“In this way, that one eternal atman will remain as sesa (this one eternal atman will exist after the dissolution of the worlds). It is the Brahman with upadhi (guna). That emerges out of upadhi, otherwise that Brahman with upadhi is also called jiva.”
My contention is that this verse confirms that Gaudiya Vaisnavism embraces Sankara’s idea of saguna Brahman with regard to God and the jiva.
A. In the verse you cited, the word guna has various meanings. Vaishnavas don’t usually call Krishna “saguna Brahman,” but when they do, they don’t mean that God has material qualities, but rather spiritual qualities. This verse uses neither the word guna or brahma, but upadhi and atma, which although parallel concepts, are not necessarily identical. The verse must be interpreted in light of the entire siddhanta of Mahaprabhu.

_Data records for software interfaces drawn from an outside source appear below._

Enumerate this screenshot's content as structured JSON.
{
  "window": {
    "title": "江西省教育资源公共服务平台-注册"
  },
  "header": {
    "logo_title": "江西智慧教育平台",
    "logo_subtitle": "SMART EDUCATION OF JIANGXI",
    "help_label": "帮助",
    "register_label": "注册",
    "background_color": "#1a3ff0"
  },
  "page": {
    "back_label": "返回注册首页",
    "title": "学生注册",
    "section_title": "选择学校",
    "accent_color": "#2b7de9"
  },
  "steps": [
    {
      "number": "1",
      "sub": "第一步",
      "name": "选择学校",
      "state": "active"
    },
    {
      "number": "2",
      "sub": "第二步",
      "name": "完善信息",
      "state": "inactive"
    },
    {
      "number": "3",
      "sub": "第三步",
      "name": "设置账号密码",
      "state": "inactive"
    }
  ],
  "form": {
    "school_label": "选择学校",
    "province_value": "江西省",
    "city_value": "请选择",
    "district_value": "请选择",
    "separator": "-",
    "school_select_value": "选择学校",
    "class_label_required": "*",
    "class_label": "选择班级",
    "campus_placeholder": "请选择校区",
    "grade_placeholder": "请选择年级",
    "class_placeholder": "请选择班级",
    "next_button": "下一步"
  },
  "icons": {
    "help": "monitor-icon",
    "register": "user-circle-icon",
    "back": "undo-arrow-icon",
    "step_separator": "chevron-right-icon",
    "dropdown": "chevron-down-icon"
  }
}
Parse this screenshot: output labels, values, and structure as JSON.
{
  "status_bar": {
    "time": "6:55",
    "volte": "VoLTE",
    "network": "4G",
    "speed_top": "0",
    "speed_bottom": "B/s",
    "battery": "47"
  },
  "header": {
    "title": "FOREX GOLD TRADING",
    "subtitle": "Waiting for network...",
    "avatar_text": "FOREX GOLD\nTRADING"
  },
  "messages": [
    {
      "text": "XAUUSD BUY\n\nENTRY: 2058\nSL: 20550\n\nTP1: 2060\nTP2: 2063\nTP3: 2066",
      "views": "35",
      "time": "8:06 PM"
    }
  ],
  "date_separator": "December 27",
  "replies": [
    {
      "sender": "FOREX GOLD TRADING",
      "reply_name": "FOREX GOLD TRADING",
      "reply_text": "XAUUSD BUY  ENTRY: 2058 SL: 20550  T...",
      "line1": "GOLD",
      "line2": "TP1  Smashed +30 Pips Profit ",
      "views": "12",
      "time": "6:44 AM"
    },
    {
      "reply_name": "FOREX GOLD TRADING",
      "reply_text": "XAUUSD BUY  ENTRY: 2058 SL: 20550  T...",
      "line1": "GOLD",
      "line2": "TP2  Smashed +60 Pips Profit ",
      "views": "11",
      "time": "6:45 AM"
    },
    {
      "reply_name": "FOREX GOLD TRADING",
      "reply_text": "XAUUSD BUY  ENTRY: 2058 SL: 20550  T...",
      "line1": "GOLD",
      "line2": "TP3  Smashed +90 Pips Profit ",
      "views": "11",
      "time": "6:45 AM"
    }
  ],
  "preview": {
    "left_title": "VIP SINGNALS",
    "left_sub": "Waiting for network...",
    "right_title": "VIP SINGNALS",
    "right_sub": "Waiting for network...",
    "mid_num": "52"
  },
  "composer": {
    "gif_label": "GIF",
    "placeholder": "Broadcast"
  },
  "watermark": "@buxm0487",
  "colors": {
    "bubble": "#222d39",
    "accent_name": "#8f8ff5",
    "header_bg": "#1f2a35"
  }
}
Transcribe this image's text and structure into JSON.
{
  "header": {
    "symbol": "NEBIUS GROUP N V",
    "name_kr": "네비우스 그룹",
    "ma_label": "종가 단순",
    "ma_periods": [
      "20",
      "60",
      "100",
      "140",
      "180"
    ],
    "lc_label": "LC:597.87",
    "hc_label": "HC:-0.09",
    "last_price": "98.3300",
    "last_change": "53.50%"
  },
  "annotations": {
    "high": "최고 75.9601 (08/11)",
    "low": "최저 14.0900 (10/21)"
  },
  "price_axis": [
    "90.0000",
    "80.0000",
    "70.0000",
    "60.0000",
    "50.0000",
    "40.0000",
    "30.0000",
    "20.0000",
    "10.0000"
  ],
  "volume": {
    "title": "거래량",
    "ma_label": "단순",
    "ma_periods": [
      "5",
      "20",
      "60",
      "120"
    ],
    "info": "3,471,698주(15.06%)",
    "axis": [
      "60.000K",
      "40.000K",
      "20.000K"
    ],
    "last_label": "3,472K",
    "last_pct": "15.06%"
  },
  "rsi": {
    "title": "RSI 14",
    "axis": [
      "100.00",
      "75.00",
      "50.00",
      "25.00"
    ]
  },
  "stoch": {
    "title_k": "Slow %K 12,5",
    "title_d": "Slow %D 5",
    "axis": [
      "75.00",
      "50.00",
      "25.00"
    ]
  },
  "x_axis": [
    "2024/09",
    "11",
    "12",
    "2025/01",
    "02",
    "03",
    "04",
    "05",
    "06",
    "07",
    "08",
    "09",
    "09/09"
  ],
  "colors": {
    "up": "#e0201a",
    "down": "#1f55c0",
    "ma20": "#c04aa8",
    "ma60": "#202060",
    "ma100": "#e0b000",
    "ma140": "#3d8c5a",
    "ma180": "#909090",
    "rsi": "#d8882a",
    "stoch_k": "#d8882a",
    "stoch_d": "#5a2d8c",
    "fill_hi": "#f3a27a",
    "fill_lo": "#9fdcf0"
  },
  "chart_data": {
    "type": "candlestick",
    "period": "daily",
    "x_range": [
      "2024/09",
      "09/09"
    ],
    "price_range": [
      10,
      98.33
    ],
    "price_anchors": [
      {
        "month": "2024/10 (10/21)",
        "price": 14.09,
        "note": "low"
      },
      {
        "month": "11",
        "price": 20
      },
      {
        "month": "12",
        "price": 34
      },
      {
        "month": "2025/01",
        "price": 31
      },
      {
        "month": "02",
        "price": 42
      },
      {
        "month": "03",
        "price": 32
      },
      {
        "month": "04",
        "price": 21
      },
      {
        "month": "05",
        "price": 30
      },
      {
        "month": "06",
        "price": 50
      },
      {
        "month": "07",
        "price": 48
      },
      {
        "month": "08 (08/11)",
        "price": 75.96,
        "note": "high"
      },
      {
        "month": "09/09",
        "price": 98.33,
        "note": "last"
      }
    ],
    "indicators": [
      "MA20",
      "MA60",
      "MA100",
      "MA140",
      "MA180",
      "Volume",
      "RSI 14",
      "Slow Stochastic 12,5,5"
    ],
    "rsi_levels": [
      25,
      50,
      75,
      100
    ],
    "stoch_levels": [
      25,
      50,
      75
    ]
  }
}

Read on in the scripture of Gaudiya Vaisnavism. Over and over again it is stressed in all of the biographies of Mahaprabhu and in all of the books of his followers that the jiva is an eternal unit of consciousness and that the plurality of souls in this world are not merely a result of Brahman being influenced by material nature. According to Gaudiya Vedanta, the world is a transformation of the sakti (maya sakti) of Brahman interacting with another of Brahman’s saktis (jiva sakti). Previously I cited evidence from Padma Purana regarding the saktis of God in relation to the Gaudiya understanding of the Gita (jiva bhuta maha baho yayedam dharyate jagat). In spite of this and the thousands of statements regarding the nature of jiva in Gaudiya literature, its Vedantic basis of sakti parinam vada as opposed to Sankara’s vivartavada, you continue to want to think that Mahaprabhu’s teaching supports the idea that the jiva is actually Brahman in every respect, a Brahman under the influence of material nature appearing as many souls. Mahaprabhu taught that the jiva and material nature are Brahman in the sense that they are saktis of Brahman and thus one with Brahman and different from Brahman simultaneously (acintya bhedabheda).
You are following the philosophy of Adwaita Vedanta whose conclusions are not the same as those of Mahaprabhu’s followers. I suggested that you read Tattva-sandarbha if you are truly interested in understanding the Vedanta of the followers of Mahaprabhu. Read his followers’ commentaries on the Gita as well. According to Vaisnava commentaries, the Gita speaks (beginning with 2.12) of a plurality of eternal souls:
“Never was there a time when I did not exist, nor you, nor all these kings; nor in the future shall any of us cease to be.”
According to the Vaisnava commentaries, Gita verses seeming to speak of singularity speak of a singular class of souls. Not only Gaudiya Vaisnavas, but all Vaisnavas understand the scripture to be speaking of an eternal plurality of souls, whose individuality is not merely a product of association with material nature. Read the Gita commentaries of Madhva, Ramanuja and others. Your opinions drawn from the Gita are different from those of the followers of Mahaprabhu and all other Vaisnava acharyas.